"It was a mutual coming together," he says. "I’m sure everybody in the sport would love to work with him. He’s my friend first, and that’s what I enjoy about him. I like to be friendly and close with the fighters I work with because it makes it a lot easier. Everyone knows his wrestling persona; I know the real Phil. That’s why I’m excited to work with him.

As a coach, Roufus has churned out plenty of successful fighters to go along with Pettis and Askren, from Erik Koch to his "jiu-jitsu wizard" Marcin Held. Yet as a professional kickboxer, Roufus wasn’t as gifted as he was diligent. For that reason he feels like he’s just the right guy to coach somebody like Brooks.

"Honestly, for me, from a personal standpoint? I have an older brother who is an incredible force in the sport of kickboxing," he says, referring to his Rick "The Jet" Roufus. "He was not just a natural athlete, but a natural fighter. Me? I was an overachiever, and that’s what’s helped me coach. I’m going to connect and find a way for Phil to be successful. That’s what I bring to the table.

"And I’m really excited about the challenge, honestly. There are so many naysayers, but I enjoy that."

For examples of guys who attained their goals through the fight game’s old stand-by of work ethic and dedication, he points to none other than Pettis himself.

"Look at Anthony," he says. "He’s not a natural, he’s a hard, hard worker. A lot of people think Anthony’s just a pretty boy, the Taekwondo kid. Honestly, he’s one of the hardest working people at our academy.

"And one thing I have heard about Phil and his personality is, I know he’s a hard worker. Anything’s possible when you have confidence and you have a great work ethic and a great attitude."

Roufus says that Brooks will "get cracking" at Roufusport beginning on Monday.

Though he doesn’t have any professional fights under his belt, Brooks does have an polished professional aura from his pro-wrestling days, as well as a couple of years worth of cram jiu-jitsu lessons under Rener Gracie in California. Though he only coached him in pockets, Rener refers to Brooks as a "sponge" from his time on the mats with him.

That’s another trait that Roufus has picked up, and believes Brooks’ ability to learn and retain information will serve him well.

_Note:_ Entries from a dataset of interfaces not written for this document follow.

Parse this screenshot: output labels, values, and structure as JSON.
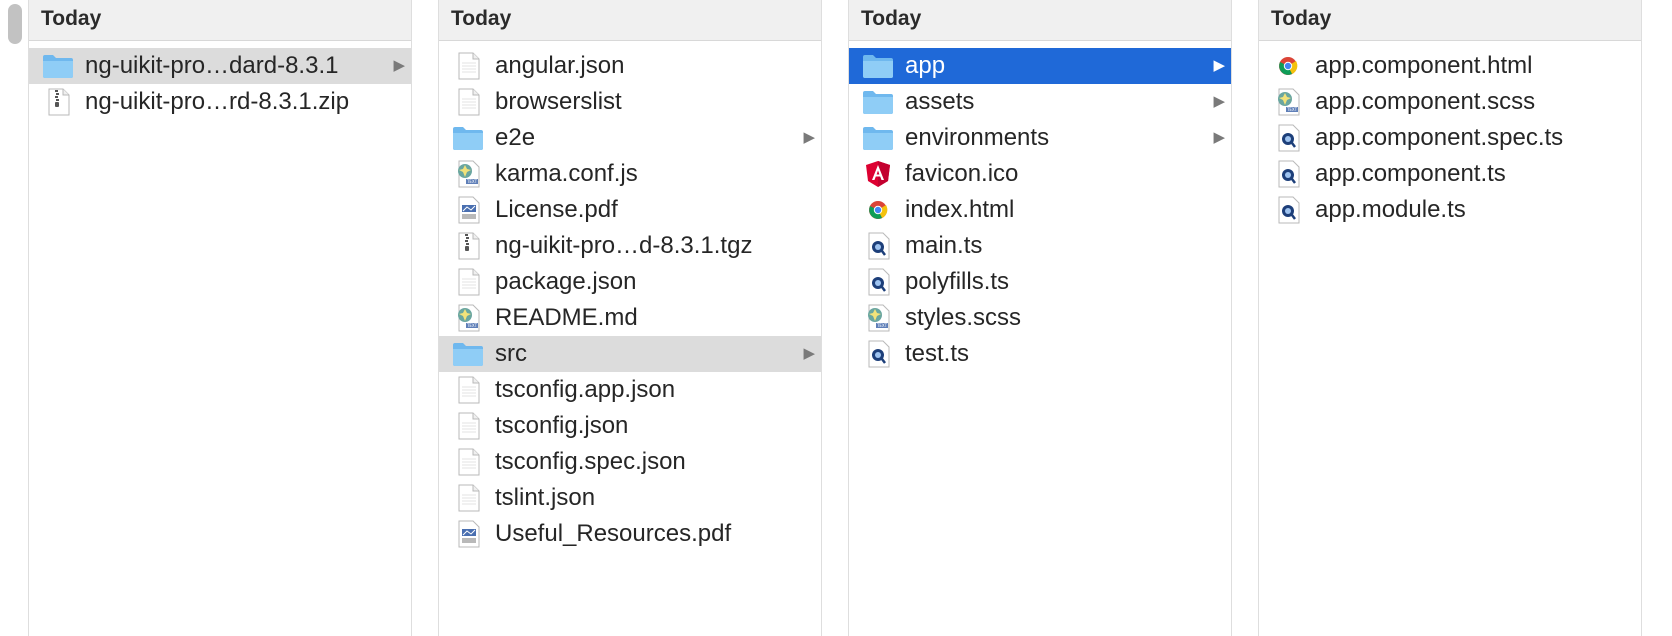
{
  "columns": [
    {
      "header": "Today",
      "items": [
        {
          "label": "ng-uikit-pro…dard-8.3.1",
          "icon": "folder-icon",
          "selected": "gray",
          "chevron": true
        },
        {
          "label": "ng-uikit-pro…rd-8.3.1.zip",
          "icon": "zip-file-icon",
          "selected": "",
          "chevron": false
        }
      ]
    },
    {
      "header": "Today",
      "items": [
        {
          "label": "angular.json",
          "icon": "document-icon",
          "selected": "",
          "chevron": false
        },
        {
          "label": "browserslist",
          "icon": "document-icon",
          "selected": "",
          "chevron": false
        },
        {
          "label": "e2e",
          "icon": "folder-icon",
          "selected": "",
          "chevron": true
        },
        {
          "label": "karma.conf.js",
          "icon": "script-file-icon",
          "selected": "",
          "chevron": false
        },
        {
          "label": "License.pdf",
          "icon": "pdf-file-icon",
          "selected": "",
          "chevron": false
        },
        {
          "label": "ng-uikit-pro…d-8.3.1.tgz",
          "icon": "zip-file-icon",
          "selected": "",
          "chevron": false
        },
        {
          "label": "package.json",
          "icon": "document-icon",
          "selected": "",
          "chevron": false
        },
        {
          "label": "README.md",
          "icon": "script-file-icon",
          "selected": "",
          "chevron": false
        },
        {
          "label": "src",
          "icon": "folder-icon",
          "selected": "gray",
          "chevron": true
        },
        {
          "label": "tsconfig.app.json",
          "icon": "document-icon",
          "selected": "",
          "chevron": false
        },
        {
          "label": "tsconfig.json",
          "icon": "document-icon",
          "selected": "",
          "chevron": false
        },
        {
          "label": "tsconfig.spec.json",
          "icon": "document-icon",
          "selected": "",
          "chevron": false
        },
        {
          "label": "tslint.json",
          "icon": "document-icon",
          "selected": "",
          "chevron": false
        },
        {
          "label": "Useful_Resources.pdf",
          "icon": "pdf-file-icon",
          "selected": "",
          "chevron": false
        }
      ]
    },
    {
      "header": "Today",
      "items": [
        {
          "label": "app",
          "icon": "folder-icon",
          "selected": "blue",
          "chevron": true
        },
        {
          "label": "assets",
          "icon": "folder-icon",
          "selected": "",
          "chevron": true
        },
        {
          "label": "environments",
          "icon": "folder-icon",
          "selected": "",
          "chevron": true
        },
        {
          "label": "favicon.ico",
          "icon": "angular-icon",
          "selected": "",
          "chevron": false
        },
        {
          "label": "index.html",
          "icon": "chrome-file-icon",
          "selected": "",
          "chevron": false
        },
        {
          "label": "main.ts",
          "icon": "quicklook-file-icon",
          "selected": "",
          "chevron": false
        },
        {
          "label": "polyfills.ts",
          "icon": "quicklook-file-icon",
          "selected": "",
          "chevron": false
        },
        {
          "label": "styles.scss",
          "icon": "script-file-icon",
          "selected": "",
          "chevron": false
        },
        {
          "label": "test.ts",
          "icon": "quicklook-file-icon",
          "selected": "",
          "chevron": false
        }
      ]
    },
    {
      "header": "Today",
      "items": [
        {
          "label": "app.component.html",
          "icon": "chrome-file-icon",
          "selected": "",
          "chevron": false
        },
        {
          "label": "app.component.scss",
          "icon": "script-file-icon",
          "selected": "",
          "chevron": false
        },
        {
          "label": "app.component.spec.ts",
          "icon": "quicklook-file-icon",
          "selected": "",
          "chevron": false
        },
        {
          "label": "app.component.ts",
          "icon": "quicklook-file-icon",
          "selected": "",
          "chevron": false
        },
        {
          "label": "app.module.ts",
          "icon": "quicklook-file-icon",
          "selected": "",
          "chevron": false
        }
      ]
    }
  ],
  "colors": {
    "selection_blue": "#1f69d8",
    "selection_gray": "#dcdcdc",
    "folder_blue": "#7cc1f2",
    "header_bg": "#f0f0f0"
  }
}
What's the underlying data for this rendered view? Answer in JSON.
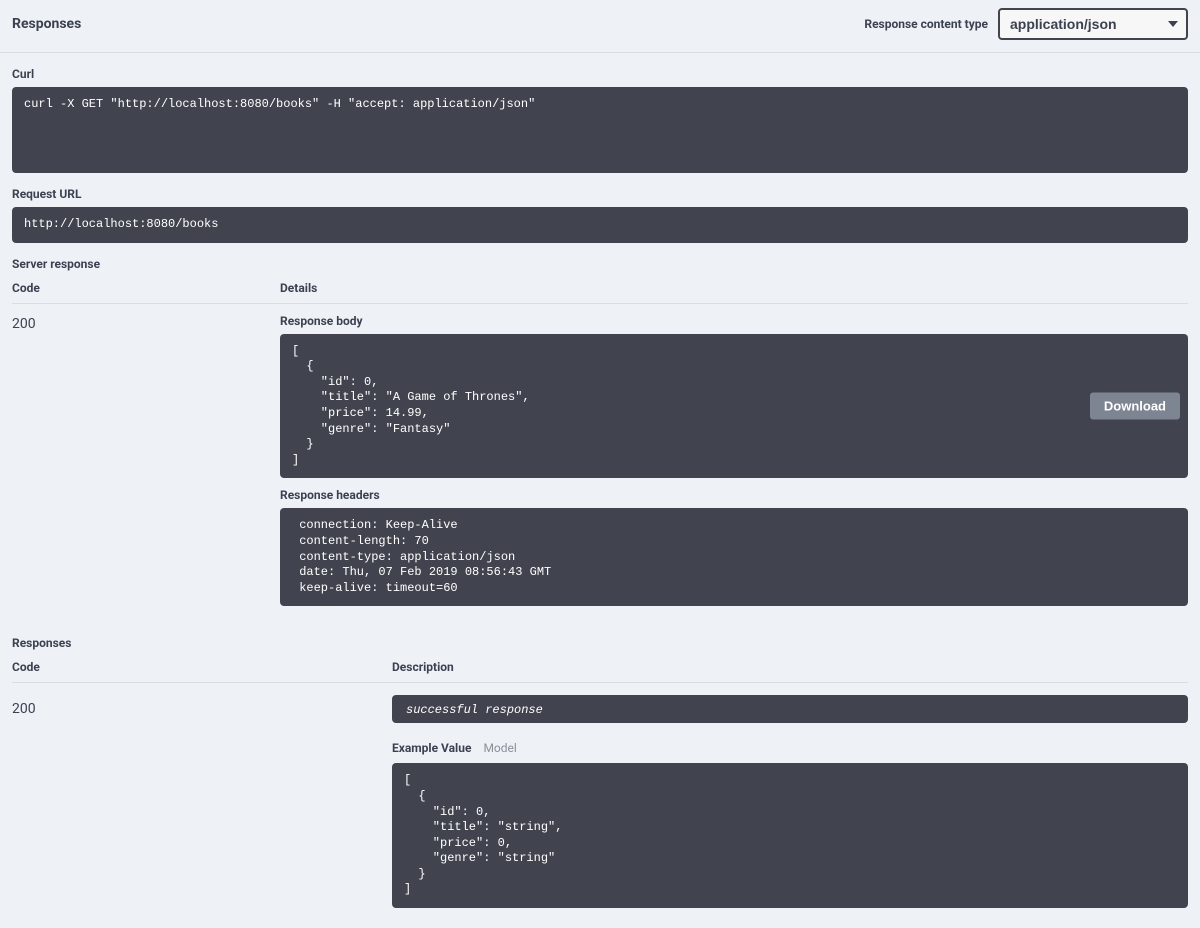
{
  "header": {
    "title": "Responses",
    "content_type_label": "Response content type",
    "content_type_value": "application/json"
  },
  "curl": {
    "label": "Curl",
    "command": "curl -X GET \"http://localhost:8080/books\" -H \"accept: application/json\""
  },
  "request_url": {
    "label": "Request URL",
    "value": "http://localhost:8080/books"
  },
  "server_response": {
    "label": "Server response",
    "headers": {
      "code": "Code",
      "details": "Details"
    },
    "code": "200",
    "response_body_label": "Response body",
    "response_body": "[\n  {\n    \"id\": 0,\n    \"title\": \"A Game of Thrones\",\n    \"price\": 14.99,\n    \"genre\": \"Fantasy\"\n  }\n]",
    "download_label": "Download",
    "response_headers_label": "Response headers",
    "response_headers": " connection: Keep-Alive\n content-length: 70\n content-type: application/json\n date: Thu, 07 Feb 2019 08:56:43 GMT\n keep-alive: timeout=60"
  },
  "responses_section": {
    "label": "Responses",
    "headers": {
      "code": "Code",
      "description": "Description"
    },
    "code": "200",
    "description": "successful response",
    "tabs": {
      "example": "Example Value",
      "model": "Model"
    },
    "example_value": "[\n  {\n    \"id\": 0,\n    \"title\": \"string\",\n    \"price\": 0,\n    \"genre\": \"string\"\n  }\n]"
  }
}
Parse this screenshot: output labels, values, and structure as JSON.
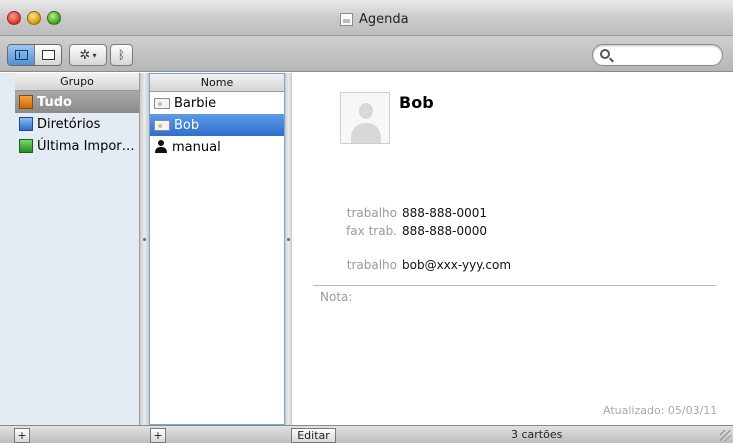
{
  "window": {
    "title": "Agenda"
  },
  "toolbar": {
    "view_toggle": [
      "card-and-list-view-icon",
      "card-only-view-icon"
    ],
    "action_menu": "gear-icon",
    "bluetooth": "bluetooth-icon",
    "search": {
      "placeholder": "",
      "value": ""
    }
  },
  "groups": {
    "header": "Grupo",
    "items": [
      {
        "label": "Tudo",
        "icon": "group-icon",
        "selected": true
      },
      {
        "label": "Diretórios",
        "icon": "directory-icon",
        "selected": false
      },
      {
        "label": "Última Impor…",
        "icon": "last-import-icon",
        "selected": false
      }
    ]
  },
  "names": {
    "header": "Nome",
    "items": [
      {
        "label": "Barbie",
        "icon": "card-icon",
        "selected": false
      },
      {
        "label": "Bob",
        "icon": "card-icon",
        "selected": true
      },
      {
        "label": "manual",
        "icon": "person-icon",
        "selected": false
      }
    ]
  },
  "card": {
    "name": "Bob",
    "phones": [
      {
        "label": "trabalho",
        "value": "888-888-0001"
      },
      {
        "label": "fax trab.",
        "value": "888-888-0000"
      }
    ],
    "emails": [
      {
        "label": "trabalho",
        "value": "bob@xxx-yyy.com"
      }
    ],
    "note_label": "Nota:",
    "updated": "Atualizado: 05/03/11"
  },
  "bottom": {
    "add_group": "+",
    "add_contact": "+",
    "edit": "Editar",
    "count": "3 cartões"
  },
  "colors": {
    "selection_blue": "#3b7fd9",
    "selection_gray": "#9a9a9a",
    "label_gray": "#9a9a9a"
  }
}
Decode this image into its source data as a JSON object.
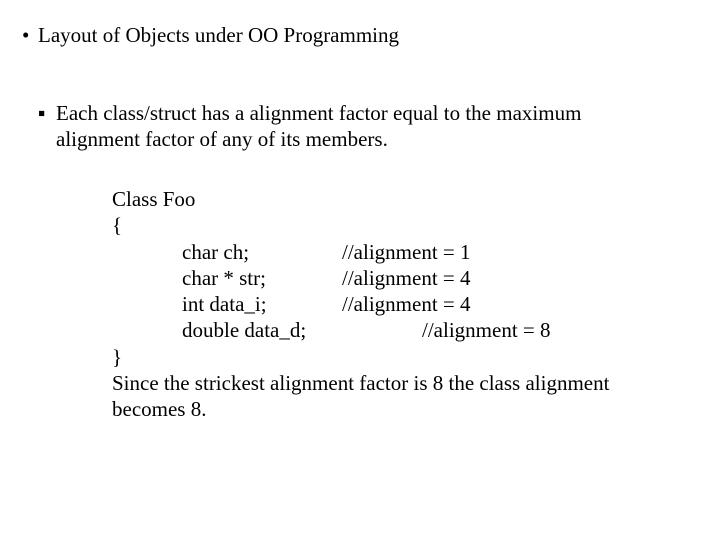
{
  "main_bullet": "Layout of Objects under OO Programming",
  "sub_bullet": "Each class/struct has a alignment factor equal to the maximum alignment factor of any of its members.",
  "code": {
    "line1": "Class Foo",
    "line2": "{",
    "members": [
      {
        "decl": "char ch;",
        "comment": "//alignment = 1",
        "wide": false
      },
      {
        "decl": "char * str;",
        "comment": "//alignment = 4",
        "wide": false
      },
      {
        "decl": "int data_i;",
        "comment": "//alignment = 4",
        "wide": false
      },
      {
        "decl": "double data_d;",
        "comment": "//alignment = 8",
        "wide": true
      }
    ],
    "line_close": "}",
    "note": "Since the strickest alignment factor is 8 the class alignment becomes 8."
  },
  "glyphs": {
    "dot": "•",
    "square": "▪"
  }
}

"For sure -- I think what limits people in the beginning of their training is that they don’t have enough time to train, honestly," he says. "That’s what made Anthony Pettis special. His brother [Sergio] let him take the backseat in their martial arts school, so Anthony could live at the academy when he started. Anthony used to take two classes in the morning and two classes in the evening when he first started training with me. That’s why he’s so darn good. So yeah, he’s a sponge, not unlike Phil. But you know what? If you don’t use a sponge you can’t clean up your kitchen, right?

"What made Phil successful in the WWE is going to make him do well in this as well. Wrestling is not an easy gig. They do 300 dates a year. Especially when you’re not a star. It’s not the stuff that people do when they’re a star that makes them special; it’s what they do when they’re not a star, the stuff you find out about them. Phil became a star and had to do those things, but he worked really hard on the indie circuit on his way up through the WWE ranks."

Now Roufus is in the unique position to help Brooks up through the MMA ranks. It’s a challenge that his team welcomes, even with all the scrutiny that comes with it. When asked to take a stab at estimating when Brooks would be ready to step in the Octagon, he says it’s wait and see.

"Hopefully by fall, but I can’t really say," he says. "I mean, it could be less or it could be more. The one thing that him and Dana [White] and Lorenzo [Fertitta] talk about, they want him to be the real deal. I’m going to be committed to help him reach his goals."